Return, from the lines below, each one that includes the word "array".
▼▼▼
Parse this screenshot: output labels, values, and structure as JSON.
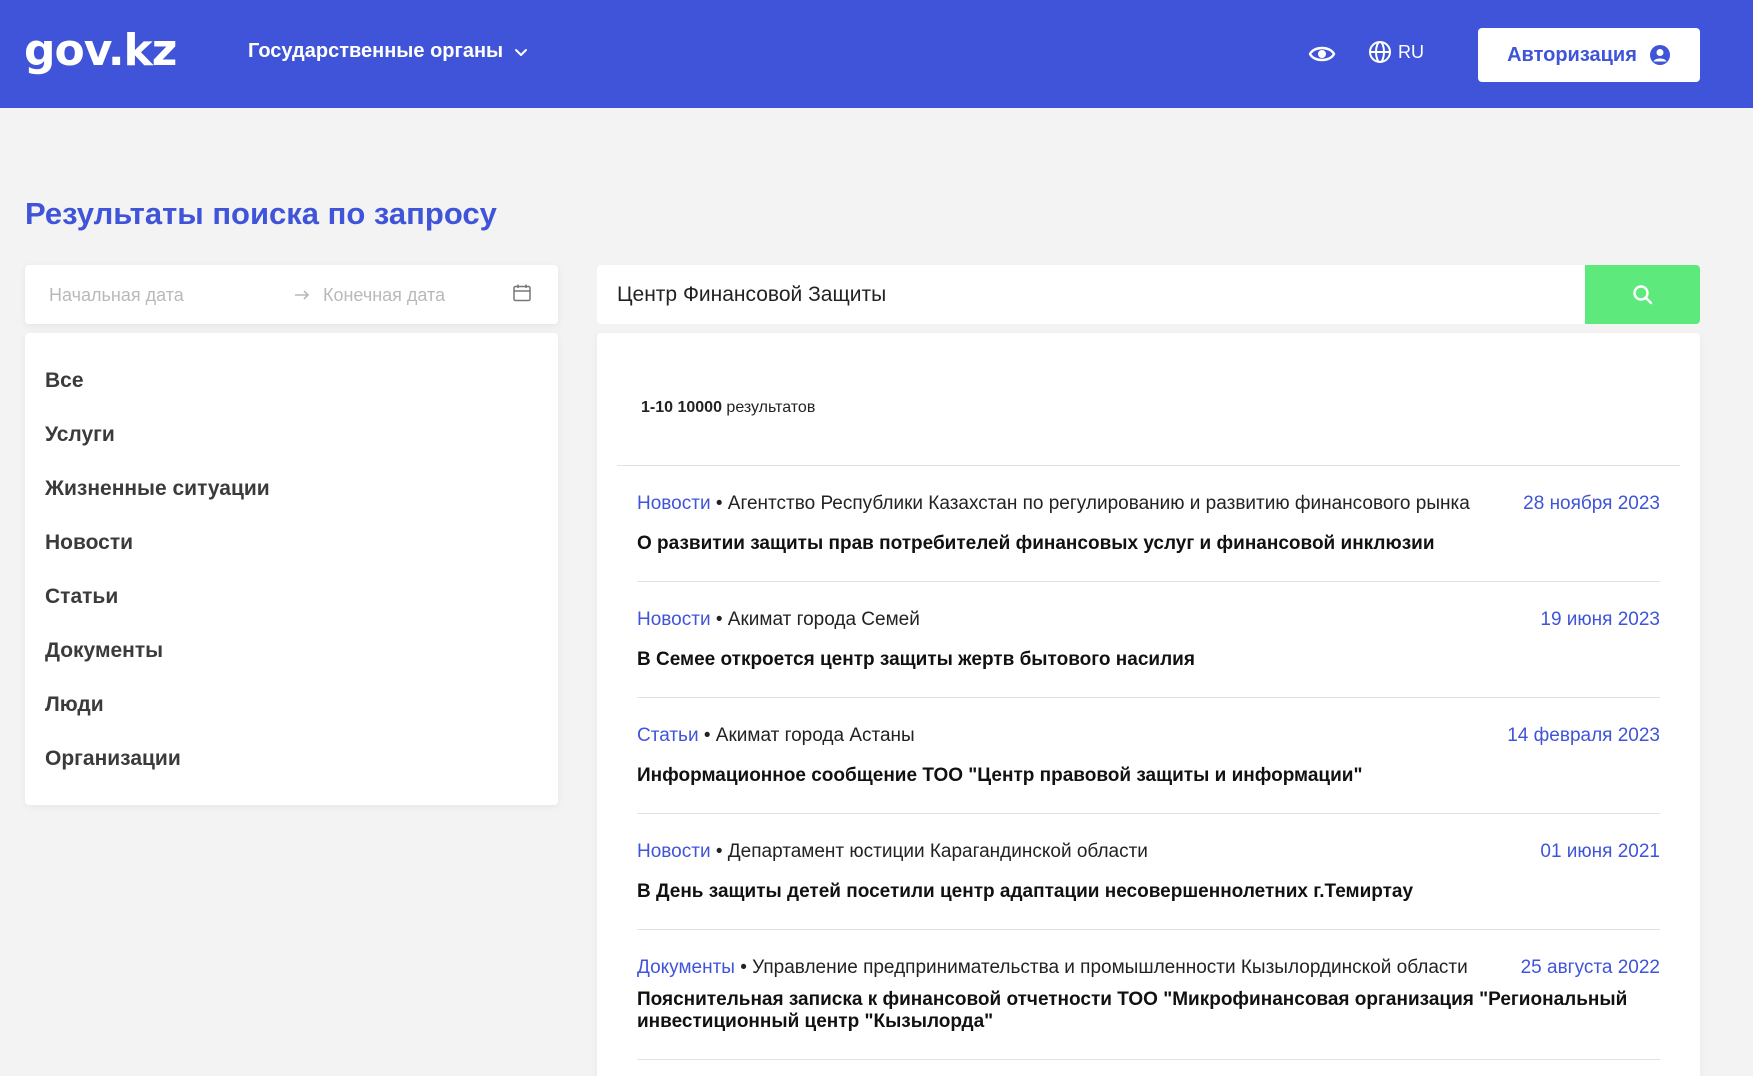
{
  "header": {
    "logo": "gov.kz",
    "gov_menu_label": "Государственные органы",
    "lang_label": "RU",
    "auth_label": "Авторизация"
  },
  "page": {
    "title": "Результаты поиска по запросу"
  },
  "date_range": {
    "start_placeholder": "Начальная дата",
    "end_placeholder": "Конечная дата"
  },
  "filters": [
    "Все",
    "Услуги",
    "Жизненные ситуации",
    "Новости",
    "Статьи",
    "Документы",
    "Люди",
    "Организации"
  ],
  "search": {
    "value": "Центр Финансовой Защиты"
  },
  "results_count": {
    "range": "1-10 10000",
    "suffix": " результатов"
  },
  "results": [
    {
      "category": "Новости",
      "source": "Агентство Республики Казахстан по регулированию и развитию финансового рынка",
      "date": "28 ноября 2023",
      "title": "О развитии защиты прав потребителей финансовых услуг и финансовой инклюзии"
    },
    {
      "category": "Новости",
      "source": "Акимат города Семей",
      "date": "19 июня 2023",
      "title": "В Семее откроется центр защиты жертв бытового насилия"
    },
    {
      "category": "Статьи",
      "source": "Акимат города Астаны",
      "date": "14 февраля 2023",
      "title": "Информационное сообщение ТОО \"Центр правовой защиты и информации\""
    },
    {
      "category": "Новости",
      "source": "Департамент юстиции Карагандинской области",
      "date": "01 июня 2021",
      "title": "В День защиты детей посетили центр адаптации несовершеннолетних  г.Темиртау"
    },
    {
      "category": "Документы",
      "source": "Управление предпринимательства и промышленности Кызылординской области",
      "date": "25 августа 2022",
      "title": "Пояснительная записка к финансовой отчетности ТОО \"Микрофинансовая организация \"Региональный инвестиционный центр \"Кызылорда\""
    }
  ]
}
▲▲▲
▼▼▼
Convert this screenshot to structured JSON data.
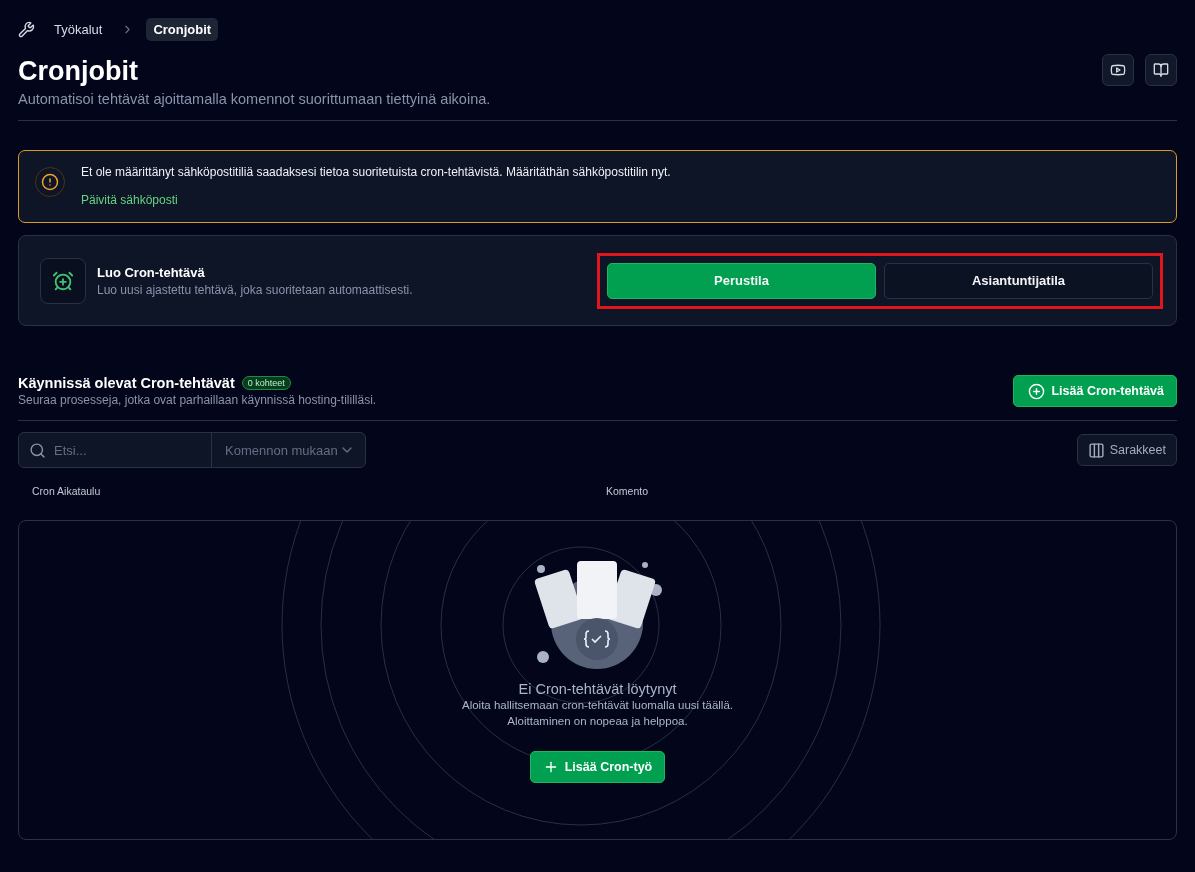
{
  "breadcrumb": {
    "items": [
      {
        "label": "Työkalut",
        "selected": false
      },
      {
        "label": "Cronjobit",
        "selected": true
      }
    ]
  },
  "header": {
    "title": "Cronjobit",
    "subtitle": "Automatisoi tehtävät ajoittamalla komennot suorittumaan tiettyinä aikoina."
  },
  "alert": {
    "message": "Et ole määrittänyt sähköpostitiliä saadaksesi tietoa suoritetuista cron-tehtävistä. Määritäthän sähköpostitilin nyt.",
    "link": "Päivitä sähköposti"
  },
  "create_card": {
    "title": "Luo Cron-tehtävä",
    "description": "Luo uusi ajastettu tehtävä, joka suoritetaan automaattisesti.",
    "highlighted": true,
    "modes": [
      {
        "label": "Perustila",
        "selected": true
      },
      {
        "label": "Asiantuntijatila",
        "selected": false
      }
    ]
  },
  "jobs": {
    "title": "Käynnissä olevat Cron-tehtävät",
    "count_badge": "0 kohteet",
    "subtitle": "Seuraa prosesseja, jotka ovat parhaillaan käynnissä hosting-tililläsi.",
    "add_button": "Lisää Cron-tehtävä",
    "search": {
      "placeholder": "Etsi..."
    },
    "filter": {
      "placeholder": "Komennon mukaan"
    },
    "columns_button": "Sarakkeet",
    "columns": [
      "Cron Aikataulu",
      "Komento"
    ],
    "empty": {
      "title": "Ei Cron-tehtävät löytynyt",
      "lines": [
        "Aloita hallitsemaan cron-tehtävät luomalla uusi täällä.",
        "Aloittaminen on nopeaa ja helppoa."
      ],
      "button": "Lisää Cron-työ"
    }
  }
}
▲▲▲
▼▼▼
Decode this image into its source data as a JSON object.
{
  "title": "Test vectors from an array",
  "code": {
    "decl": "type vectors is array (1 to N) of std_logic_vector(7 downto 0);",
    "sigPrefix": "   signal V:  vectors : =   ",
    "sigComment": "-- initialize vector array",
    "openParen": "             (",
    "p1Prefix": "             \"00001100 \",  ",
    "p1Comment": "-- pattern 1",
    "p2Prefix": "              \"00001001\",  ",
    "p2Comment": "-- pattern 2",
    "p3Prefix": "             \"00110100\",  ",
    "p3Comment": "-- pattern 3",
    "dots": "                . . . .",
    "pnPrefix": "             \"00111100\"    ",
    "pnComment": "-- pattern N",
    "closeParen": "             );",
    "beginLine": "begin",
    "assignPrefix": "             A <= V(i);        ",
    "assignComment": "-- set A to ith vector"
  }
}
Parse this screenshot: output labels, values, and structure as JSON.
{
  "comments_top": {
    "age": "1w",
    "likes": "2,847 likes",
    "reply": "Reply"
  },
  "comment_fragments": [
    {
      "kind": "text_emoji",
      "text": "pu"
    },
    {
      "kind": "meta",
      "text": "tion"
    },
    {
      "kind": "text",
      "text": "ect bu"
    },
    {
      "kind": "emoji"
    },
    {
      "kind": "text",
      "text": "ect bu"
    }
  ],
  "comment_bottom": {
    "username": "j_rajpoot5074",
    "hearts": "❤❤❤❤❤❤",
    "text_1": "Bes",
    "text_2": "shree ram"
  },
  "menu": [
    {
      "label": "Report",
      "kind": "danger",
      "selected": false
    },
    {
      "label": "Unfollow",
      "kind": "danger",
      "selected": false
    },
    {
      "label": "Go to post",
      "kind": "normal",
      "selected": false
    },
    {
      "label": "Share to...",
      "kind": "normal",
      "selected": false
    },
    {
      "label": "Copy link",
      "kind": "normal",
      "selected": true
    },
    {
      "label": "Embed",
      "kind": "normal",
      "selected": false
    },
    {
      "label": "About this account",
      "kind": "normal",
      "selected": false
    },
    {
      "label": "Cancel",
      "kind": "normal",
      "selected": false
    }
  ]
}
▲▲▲
• [EXERCISE OUTPUT]:
  "title": "Test vectors from an array",
    "decl": "type vectors is array (1 to N) of std_logic_vector(7 downto 0);",
    "sigComment": "-- initialize vector array",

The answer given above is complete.